Extracted records
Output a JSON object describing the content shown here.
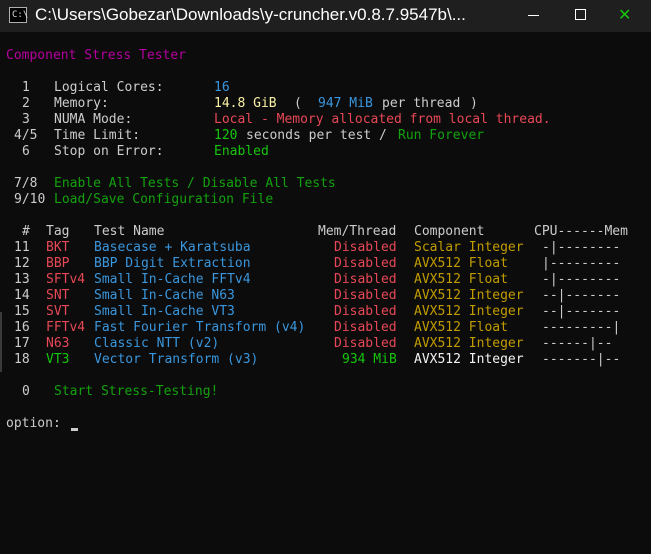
{
  "window": {
    "title": "C:\\Users\\Gobezar\\Downloads\\y-cruncher.v0.8.7.9547b\\...",
    "icon": "terminal-icon",
    "controls": {
      "minimize": "–",
      "maximize": "□",
      "close": "✕"
    }
  },
  "header": "Component Stress Tester",
  "settings": [
    {
      "key": "1",
      "label": "Logical Cores:",
      "value": "16"
    },
    {
      "key": "2",
      "label": "Memory:",
      "value": "14.8 GiB",
      "open": "(",
      "per_value": "947 MiB",
      "per_suffix": "per thread",
      "close": ")"
    },
    {
      "key": "3",
      "label": "NUMA Mode:",
      "value": "Local - Memory allocated from local thread."
    },
    {
      "key": "4/5",
      "label": "Time Limit:",
      "value": "120",
      "value_suffix": "seconds per test /",
      "alt": "Run Forever"
    },
    {
      "key": "6",
      "label": "Stop on Error:",
      "value": "Enabled"
    }
  ],
  "bulk_actions": {
    "key1": "7/8",
    "text1": "Enable All Tests / Disable All Tests",
    "key2": "9/10",
    "text2": "Load/Save Configuration File"
  },
  "table": {
    "headers": {
      "num": "#",
      "tag": "Tag",
      "name": "Test Name",
      "mem": "Mem/Thread",
      "component": "Component",
      "cpu_mem": "CPU------Mem"
    },
    "rows": [
      {
        "num": "11",
        "tag": "BKT",
        "name": "Basecase + Karatsuba",
        "mem": "Disabled",
        "component": "Scalar Integer",
        "bar": "-|--------",
        "enabled": false
      },
      {
        "num": "12",
        "tag": "BBP",
        "name": "BBP Digit Extraction",
        "mem": "Disabled",
        "component": "AVX512 Float",
        "bar": "|---------",
        "enabled": false
      },
      {
        "num": "13",
        "tag": "SFTv4",
        "name": "Small In-Cache FFTv4",
        "mem": "Disabled",
        "component": "AVX512 Float",
        "bar": "-|--------",
        "enabled": false
      },
      {
        "num": "14",
        "tag": "SNT",
        "name": "Small In-Cache N63",
        "mem": "Disabled",
        "component": "AVX512 Integer",
        "bar": "--|-------",
        "enabled": false
      },
      {
        "num": "15",
        "tag": "SVT",
        "name": "Small In-Cache VT3",
        "mem": "Disabled",
        "component": "AVX512 Integer",
        "bar": "--|-------",
        "enabled": false
      },
      {
        "num": "16",
        "tag": "FFTv4",
        "name": "Fast Fourier Transform (v4)",
        "mem": "Disabled",
        "component": "AVX512 Float",
        "bar": "---------|",
        "enabled": false
      },
      {
        "num": "17",
        "tag": "N63",
        "name": "Classic NTT (v2)",
        "mem": "Disabled",
        "component": "AVX512 Integer",
        "bar": "------|--",
        "enabled": false
      },
      {
        "num": "18",
        "tag": "VT3",
        "name": "Vector Transform (v3)",
        "mem": "934 MiB",
        "component": "AVX512 Integer",
        "bar": "-------|--",
        "enabled": true
      }
    ]
  },
  "start": {
    "key": "0",
    "label": "Start Stress-Testing!"
  },
  "prompt": "option:",
  "colors": {
    "background": "#0c0c0c",
    "titlebar": "#1f1f1f",
    "default_text": "#cccccc",
    "header": "#b4009e",
    "value": "#3a96dd",
    "memory": "#f9f1a5",
    "error": "#e74856",
    "enabled": "#16c60c",
    "component": "#c19c00"
  }
}
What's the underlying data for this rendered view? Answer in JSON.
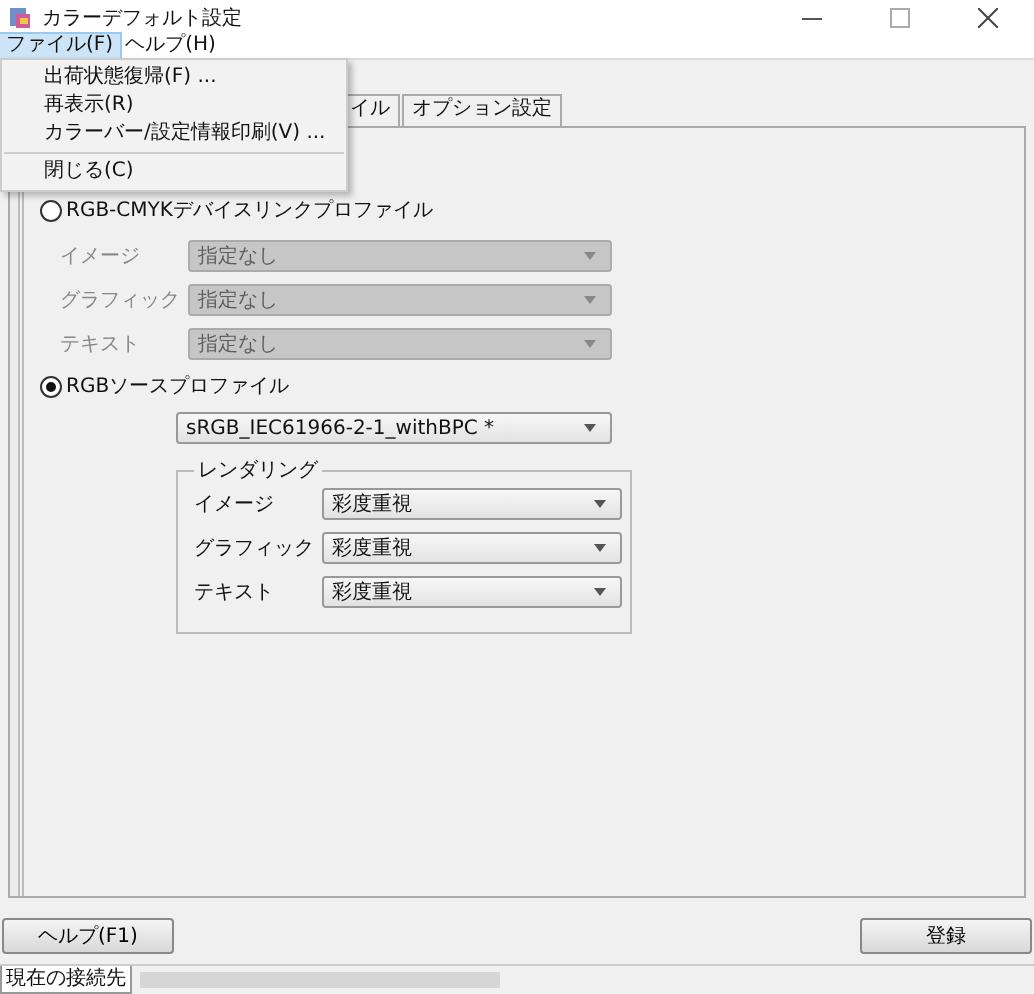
{
  "window": {
    "title": "カラーデフォルト設定"
  },
  "menu_bar": [
    {
      "label": "ファイル(F)",
      "selected": true
    },
    {
      "label": "ヘルプ(H)",
      "selected": false
    }
  ],
  "menu": {
    "items": [
      {
        "kind": "item",
        "label": "出荷状態復帰(F) ..."
      },
      {
        "kind": "item",
        "label": "再表示(R)"
      },
      {
        "kind": "item",
        "label": "カラーバー/設定情報印刷(V) ..."
      },
      {
        "kind": "separator"
      },
      {
        "kind": "item",
        "label": "閉じる(C)"
      }
    ]
  },
  "tabs": [
    {
      "label": "イル",
      "selected": false
    },
    {
      "label": "オプション設定",
      "selected": false
    }
  ],
  "devicelink": {
    "label": "RGB-CMYKデバイスリンクプロファイル",
    "selected": false,
    "rows": [
      {
        "label": "イメージ",
        "value": "指定なし",
        "disabled": true
      },
      {
        "label": "グラフィック",
        "value": "指定なし",
        "disabled": true
      },
      {
        "label": "テキスト",
        "value": "指定なし",
        "disabled": true
      }
    ]
  },
  "source": {
    "label": "RGBソースプロファイル",
    "selected": true,
    "profile": {
      "value": "sRGB_IEC61966-2-1_withBPC  *",
      "disabled": false
    },
    "rendering": {
      "title": "レンダリング",
      "rows": [
        {
          "label": "イメージ",
          "value": "彩度重視",
          "disabled": false
        },
        {
          "label": "グラフィック",
          "value": "彩度重視",
          "disabled": false
        },
        {
          "label": "テキスト",
          "value": "彩度重視",
          "disabled": false
        }
      ]
    }
  },
  "help_button": {
    "label": "ヘルプ(F1)"
  },
  "register_button": {
    "label": "登録"
  },
  "status_bar": {
    "label": "現在の接続先"
  }
}
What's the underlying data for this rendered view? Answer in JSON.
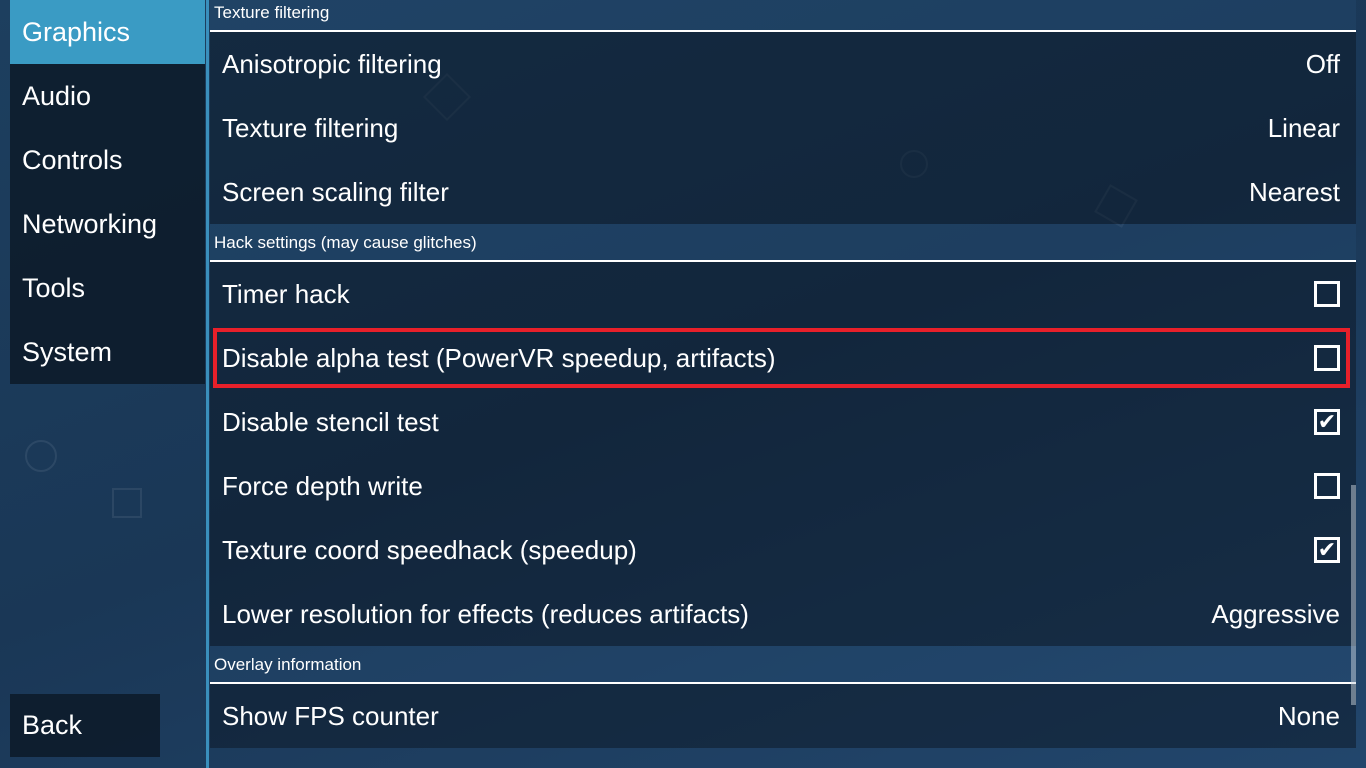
{
  "sidebar": {
    "tabs": [
      {
        "label": "Graphics",
        "selected": true
      },
      {
        "label": "Audio",
        "selected": false
      },
      {
        "label": "Controls",
        "selected": false
      },
      {
        "label": "Networking",
        "selected": false
      },
      {
        "label": "Tools",
        "selected": false
      },
      {
        "label": "System",
        "selected": false
      }
    ],
    "back_label": "Back"
  },
  "sections": {
    "texture": {
      "title": "Texture filtering",
      "rows": [
        {
          "label": "Anisotropic filtering",
          "value": "Off"
        },
        {
          "label": "Texture filtering",
          "value": "Linear"
        },
        {
          "label": "Screen scaling filter",
          "value": "Nearest"
        }
      ]
    },
    "hack": {
      "title": "Hack settings (may cause glitches)",
      "rows": [
        {
          "label": "Timer hack",
          "checked": false
        },
        {
          "label": "Disable alpha test (PowerVR speedup, artifacts)",
          "checked": false,
          "highlighted": true
        },
        {
          "label": "Disable stencil test",
          "checked": true
        },
        {
          "label": "Force depth write",
          "checked": false
        },
        {
          "label": "Texture coord speedhack (speedup)",
          "checked": true
        },
        {
          "label": "Lower resolution for effects (reduces artifacts)",
          "value": "Aggressive"
        }
      ]
    },
    "overlay": {
      "title": "Overlay information",
      "rows": [
        {
          "label": "Show FPS counter",
          "value": "None"
        }
      ]
    }
  },
  "colors": {
    "accent": "#3a9bc4",
    "highlight": "#e8202a"
  },
  "icons": {
    "checked": "checkmark-icon"
  }
}
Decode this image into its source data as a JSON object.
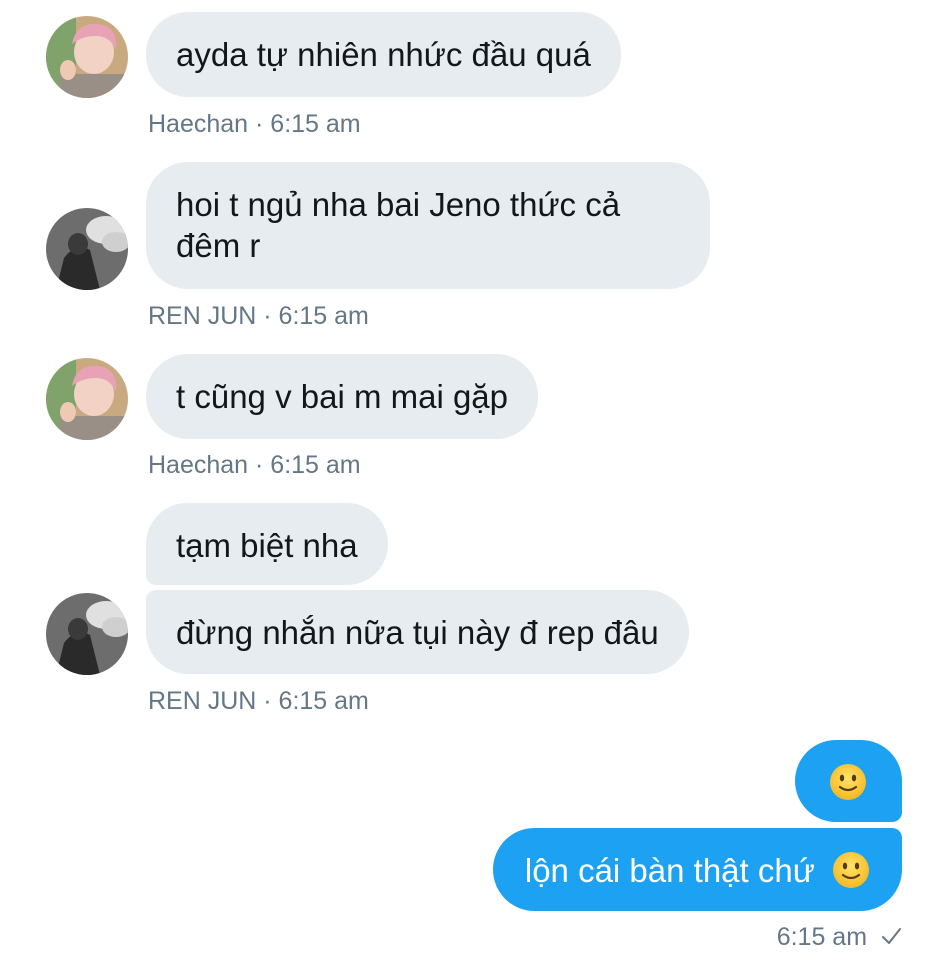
{
  "messages": [
    {
      "sender": "Haechan",
      "text": "ayda tự nhiên nhức đầu quá",
      "time": "6:15 am"
    },
    {
      "sender": "REN JUN",
      "text": "hoi t ngủ nha bai Jeno thức cả đêm r",
      "time": "6:15 am"
    },
    {
      "sender": "Haechan",
      "text": "t cũng v bai m mai gặp",
      "time": "6:15 am"
    },
    {
      "sender": "REN JUN",
      "text": "tạm biệt nha",
      "time": ""
    },
    {
      "sender": "REN JUN",
      "text": "đừng nhắn nữa tụi này đ rep đâu",
      "time": "6:15 am"
    }
  ],
  "outgoing": [
    {
      "text": "",
      "emoji": "slightly-smiling-face"
    },
    {
      "text": "lộn cái bàn thật chứ",
      "emoji": "slightly-smiling-face"
    }
  ],
  "meta": {
    "m1": "Haechan · 6:15 am",
    "m2": "REN JUN · 6:15 am",
    "m3": "Haechan · 6:15 am",
    "m5": "REN JUN · 6:15 am",
    "out_time": "6:15 am",
    "read_icon": "checkmark-icon"
  },
  "colors": {
    "incoming_bubble": "#e6ecf0",
    "outgoing_bubble": "#1da1f2",
    "meta_text": "#657786"
  }
}
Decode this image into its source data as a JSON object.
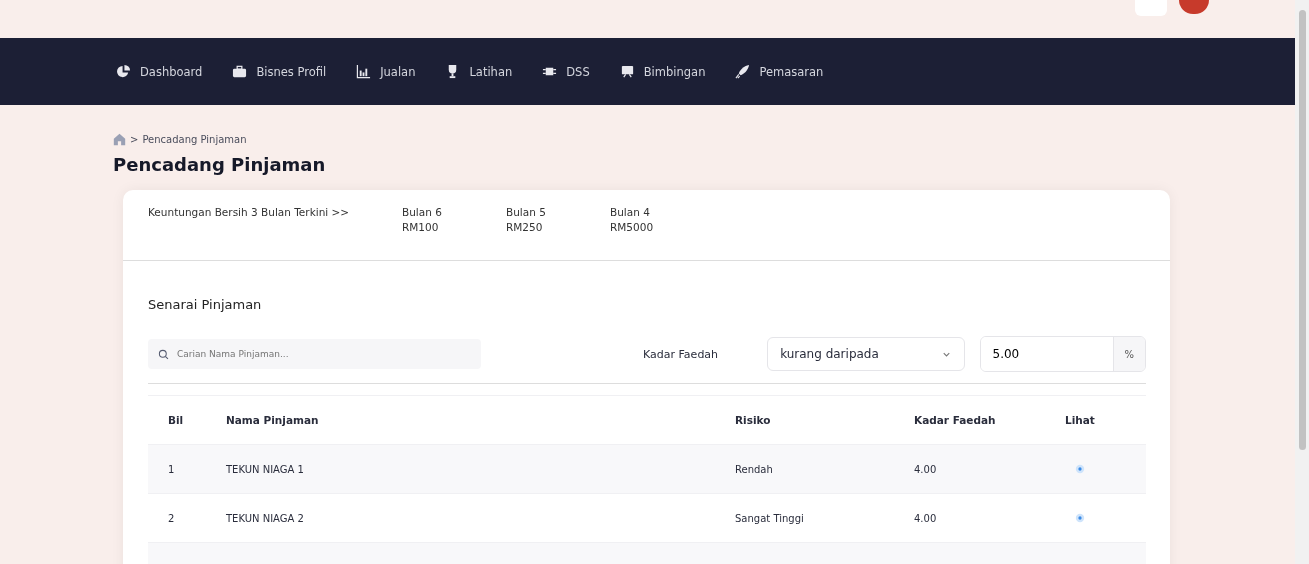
{
  "nav": [
    {
      "label": "Dashboard"
    },
    {
      "label": "Bisnes Profil"
    },
    {
      "label": "Jualan"
    },
    {
      "label": "Latihan"
    },
    {
      "label": "DSS"
    },
    {
      "label": "Bimbingan"
    },
    {
      "label": "Pemasaran"
    }
  ],
  "breadcrumb": {
    "separator": ">",
    "current": "Pencadang Pinjaman"
  },
  "title": "Pencadang Pinjaman",
  "profit": {
    "label": "Keuntungan Bersih 3 Bulan Terkini >>",
    "months": [
      {
        "month": "Bulan 6",
        "amount": "RM100"
      },
      {
        "month": "Bulan 5",
        "amount": "RM250"
      },
      {
        "month": "Bulan 4",
        "amount": "RM5000"
      }
    ]
  },
  "list_title": "Senarai Pinjaman",
  "search": {
    "placeholder": "Carian Nama Pinjaman..."
  },
  "filter": {
    "label": "Kadar Faedah",
    "comparison": "kurang daripada",
    "value": "5.00",
    "unit": "%"
  },
  "table": {
    "columns": [
      "Bil",
      "Nama Pinjaman",
      "Risiko",
      "Kadar Faedah",
      "Lihat"
    ],
    "rows": [
      {
        "no": "1",
        "name": "TEKUN NIAGA 1",
        "risk": "Rendah",
        "rate": "4.00"
      },
      {
        "no": "2",
        "name": "TEKUN NIAGA 2",
        "risk": "Sangat Tinggi",
        "rate": "4.00"
      }
    ]
  }
}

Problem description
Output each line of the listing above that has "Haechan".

Exercise result
      "sender": "Haechan",
      "sender": "Haechan",
    "m1": "Haechan · 6:15 am",
    "m3": "Haechan · 6:15 am",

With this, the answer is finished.